State Test Results Show Students Made Significant Gains, Narrowed Achievement Gaps
Today Governor Jack Markell and Secretary of Education Mark Murphy held the first of what will be annual reviews of academic progress with Delaware educators. The review, conducted via a teleconference town hall, provided the opportunity for the Governor and the Secretary to share data regarding the 2011-12 school year with teachers, principals, superintendents and school board members, and to acknowledge the work they are doing to implement changes for the benefit of students. It also provided the opportunity to recognize the important role that data can play in instruction in the classroom and in policy making at a state level.
Two years ago, Delaware began using the Delaware Comprehensive Assessment System (DCAS) – a statewide assessment that, in addition to testing student proficiency at the end of the school year, provides a tool by which teachers can measure student progress throughout the year.
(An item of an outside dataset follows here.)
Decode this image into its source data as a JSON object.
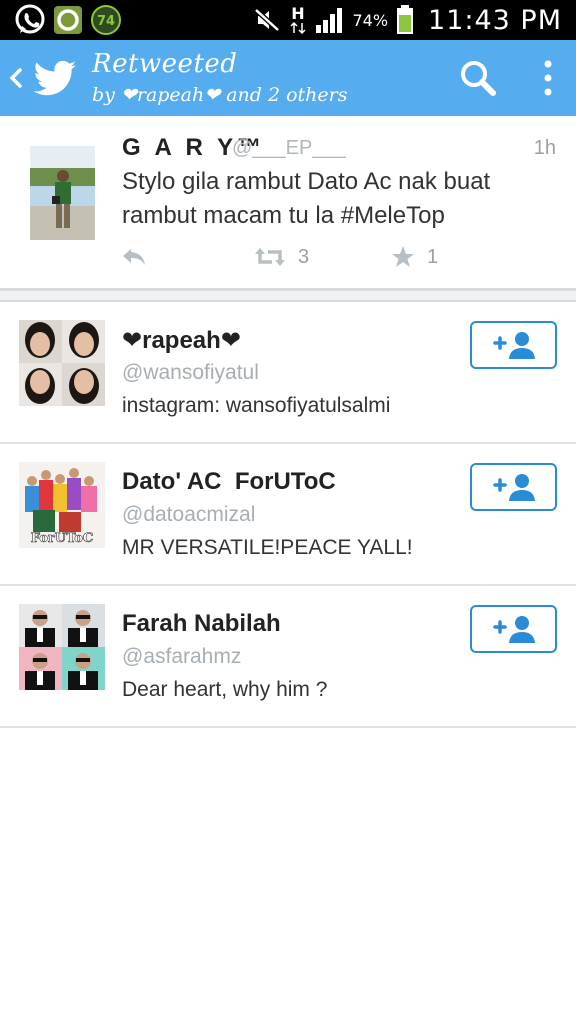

While year end results are clearly important to our work, the real benefit of data is realized when it is used daily in our classrooms.
This year, preliminary DCAS results show statewide student gains in reading and math in every grade band, as well as a narrowing of many achievement gaps.
“The commitment and hard work of our state’s great teachers and principals, coupled with their use of data to drive better instruction is having a positive effect. Change is never easy, but these results show that progress is possible when we focus on what matters most, the children in the classroom and the teachers and principals that help them learn. If we continue this focus, our children will be ready to compete with kids from around the world,” Markell said.
Murphy also credited educators for their work.
“Our teachers, building administrators and district and charter leadership have done incredible work in the past year meeting the needs of their students,” Murphy said. “The extra supports and assistance as well as a realigned focus provided through the state’s Race to the Top plan aided their work, but first and foremost, the credit must go to our educators.
“This is solid progress, and our students and educators should be celebrated for their hard work. It is paying off,” he said.
The spring testing window closed June 1. The following represents the preliminary statewide results. Final state, district- and school-level results will be released in July after student enrollment and other business rules are applied, and all data is fully quality-controlled (including review of all exceptions).
This year, DDOE offered two spring assessment opportunities – the first opportunity, which all students completed, and an optional second opportunity, which allowed schools, teachers and students to focus on areas needing more work.
The data below indicates the score on the last test a student took, meaning if the student tested in both opportunities, it reflects the final test score regardless of which one was better. The accountability data to be released in July will look at the best of either and thus the data will be higher.
Highlights of the statewide results include:
The results show progress as well as remaining challenges:
- Overall reading and math proficiency across grades 3-10:
- 61% of students were proficient in reading (DCAS 3 or 4) last spring, as compared to 68% this year for the final assessment opportunity
- 62% of students were proficient in math (DCAS 3 or 4) last spring, as compared to 69% this year for the final assessment opportunity
- Overall reading and math “advanced” across grades 3-10:
- 35% of students were advanced in reading (DCAS 4) last spring, as compared to 37% this year for the final assessment opportunity
- 23% of students were advanced in math (DCAS 4) last spring, as compared to 27% this year for the final assessment opportunity
- Achievement gaps
The increases in proficiency occurred across all major subgroups. Proficiency of underrepresented subgroups often increased more than that of their counterparts, representing a narrowing of achievement gaps.
- Students with disabilities
- While the “students with disabilities” subgroup showed increases in proficiency across testing opportunities, it was the only major subgroup to not show a greater increase in reading and math proficiency than its reference group (from last year to the final assessment opportunity this year).
- Social Studies and Science Proficiency
- Social Studies proficiency was 68% and 57% in grades 4 and 7, respectively; that represents a 2-4 percentage point increase from the previous year but greater progress is needed
- Science proficiency was 52%, 51% and 42% in grades 5, 8 and 10, respectively; that represents a 1-3 percentage point increase from the previous year but greater progress is needed
In recent months, the state conducted more than 40 focus groups with hundreds of educators across the state. Individuals in the field attributed the gains they were seeing in their schools to core components of Delaware’s education plan, many of which are funded by Race to the Top:
- Professional Learning Communities – designated shared planning time for teachers to discuss curriculum and dig into student data to inform their instruction
- New Assessment – computer-adaptive test that provides immediate feedback and multiple testing windows
- Leadership Coaching and Development Coaches – targeted supports for school leaders to increase administrators’ focus on instructional leadership
Districts and charters have also credited their local-specific initiatives with helping to drive gains. Examples of initiatives that districts have credited with early results are:
- More rigorous curriculum, such as Brandywine School District’s Singapore Math
- Small student learning communities, such as Seaford School District’s New Tech Academy at the High School
- Targeted student interventions, such as Smyrna School District’s acceleration programs
State officials will spend the coming months digging deeper into the data to analyze the gains and contributing factors. They also will look at remaining challenges and potential causes at the state and local level, as well as opportunities to strengthen implementation statewide.
This summer, DDOE will share district-specific dashboards and synopses of progress during the 2011-12 school year.